Mr. Plummer's television work began with his debut in 1953 in The Gathering Night, an adaptation of Kipling’s The Light That Failed, about a painter who loses his eyesight. He was subsequently nominated for seven Primetime Emmy Awards, winning two: Outstanding Lead Actor in a Limited Series for playing Roscoe Heyward in Arthur Hailey's The Moneychangers (1977) and Outstanding Voice-Over Performance as the Narrator in The New Adventures of Madeline (1994).
Mr. Plummer worked his magic in several solo shows, including Shakespeare with Music, created by Plummer and Michael Lankester, where he performed excerpts from four Shakespeare classics—Hamlet, A Midsummer Night's Dream, Henry V, and The Tempest—while the music of Tchaikovsky, Mendelssohn, Walton, and Lankester played; and A Word or Two. The latter, written and arranged by Plummer and directed by Tony winner Des McAnuff, offered his personal take on such literary giants as Ben Jonson, George Bernard Shaw, Shakespeare, Rudyard Kipling, A.A. Milne, Lewis Carroll, Lord Byron, Dylan Thomas, W.H. Auden, and Stephen Leacock.

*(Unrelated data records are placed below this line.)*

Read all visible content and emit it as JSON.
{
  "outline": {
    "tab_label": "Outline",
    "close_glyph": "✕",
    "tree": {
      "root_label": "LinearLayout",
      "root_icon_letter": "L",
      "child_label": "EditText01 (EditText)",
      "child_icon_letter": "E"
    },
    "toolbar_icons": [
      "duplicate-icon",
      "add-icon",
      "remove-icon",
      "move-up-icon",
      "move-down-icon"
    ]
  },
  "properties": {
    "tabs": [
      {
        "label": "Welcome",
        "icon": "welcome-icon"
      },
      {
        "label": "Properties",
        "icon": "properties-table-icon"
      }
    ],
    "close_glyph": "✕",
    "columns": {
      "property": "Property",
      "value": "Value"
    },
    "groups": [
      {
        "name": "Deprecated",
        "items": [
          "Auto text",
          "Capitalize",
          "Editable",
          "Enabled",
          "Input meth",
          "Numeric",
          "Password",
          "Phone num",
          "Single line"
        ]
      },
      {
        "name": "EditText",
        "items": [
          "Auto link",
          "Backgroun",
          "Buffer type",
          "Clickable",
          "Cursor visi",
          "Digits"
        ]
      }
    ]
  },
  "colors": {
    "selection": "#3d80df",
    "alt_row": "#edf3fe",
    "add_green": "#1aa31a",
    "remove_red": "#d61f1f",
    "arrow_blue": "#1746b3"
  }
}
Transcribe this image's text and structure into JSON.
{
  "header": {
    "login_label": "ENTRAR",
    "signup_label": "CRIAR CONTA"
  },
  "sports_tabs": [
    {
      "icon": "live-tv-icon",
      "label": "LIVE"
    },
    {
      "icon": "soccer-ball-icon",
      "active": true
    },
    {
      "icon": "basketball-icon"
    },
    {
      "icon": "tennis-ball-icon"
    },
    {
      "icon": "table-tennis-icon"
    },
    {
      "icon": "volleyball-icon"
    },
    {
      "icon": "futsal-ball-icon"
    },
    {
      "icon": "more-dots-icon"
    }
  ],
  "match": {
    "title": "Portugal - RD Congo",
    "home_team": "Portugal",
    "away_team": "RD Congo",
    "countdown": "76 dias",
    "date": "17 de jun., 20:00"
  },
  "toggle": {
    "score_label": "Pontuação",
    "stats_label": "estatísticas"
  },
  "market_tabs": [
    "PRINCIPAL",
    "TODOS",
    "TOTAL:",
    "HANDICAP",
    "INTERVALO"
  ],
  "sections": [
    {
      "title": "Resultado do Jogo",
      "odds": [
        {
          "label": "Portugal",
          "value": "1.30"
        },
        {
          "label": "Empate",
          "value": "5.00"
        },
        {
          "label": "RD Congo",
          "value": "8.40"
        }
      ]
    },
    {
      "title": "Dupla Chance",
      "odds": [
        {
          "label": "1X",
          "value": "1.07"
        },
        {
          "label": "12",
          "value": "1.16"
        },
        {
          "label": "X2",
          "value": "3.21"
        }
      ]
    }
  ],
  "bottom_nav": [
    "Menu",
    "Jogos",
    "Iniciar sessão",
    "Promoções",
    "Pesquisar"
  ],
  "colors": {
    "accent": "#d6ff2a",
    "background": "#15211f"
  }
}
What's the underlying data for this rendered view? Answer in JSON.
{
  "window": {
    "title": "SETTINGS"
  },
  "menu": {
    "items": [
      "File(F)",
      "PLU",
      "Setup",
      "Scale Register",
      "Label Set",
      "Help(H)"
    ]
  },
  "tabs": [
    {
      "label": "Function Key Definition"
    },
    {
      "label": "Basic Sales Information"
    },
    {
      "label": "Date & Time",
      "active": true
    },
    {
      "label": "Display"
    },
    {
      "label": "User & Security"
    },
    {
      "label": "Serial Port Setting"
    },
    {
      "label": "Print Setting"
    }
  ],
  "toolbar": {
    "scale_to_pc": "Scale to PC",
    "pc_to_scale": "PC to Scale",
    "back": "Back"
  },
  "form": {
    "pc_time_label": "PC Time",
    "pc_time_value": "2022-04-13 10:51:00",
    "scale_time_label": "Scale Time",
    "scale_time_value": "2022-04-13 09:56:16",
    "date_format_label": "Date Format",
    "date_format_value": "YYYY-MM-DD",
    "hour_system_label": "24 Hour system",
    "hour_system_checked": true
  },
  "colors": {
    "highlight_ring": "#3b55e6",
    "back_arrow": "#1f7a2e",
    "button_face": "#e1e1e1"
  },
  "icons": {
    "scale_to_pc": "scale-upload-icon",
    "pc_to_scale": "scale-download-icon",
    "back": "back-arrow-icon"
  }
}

Mr. Plummer was the first artist to receive the Jason Robards Award, in memory of his late friend. He was also honored with the Edwin Booth Award and the Sir John Gielgud Quill Award. In 1968 he was invested as a Companion of the Order of Canada, an honorary knighthood. In 1986 he was inducted into the Theater Hall of Fame at the Gershwin Theatre, and in 2011, he was presented with the Stratford Shakespeare Festival's first Lifetime Achievement Award. (A recording of the Stratford Festival production of The Tempest, starring Plummer, was screened in movie theatres in 2014.)
Mr. Plummer was 82 when he won the Oscar. He told Playbill at the time, "It kind of rejuvenates your career, makes you feel very young," adding, "I've won all sorts of awards, which I'm just as grateful for. Particularly in the theatre."
Mr. Plummer is survived by third wife, Taylor, and a daughter with his first wife Tammy Grimes, Amanda Plummer.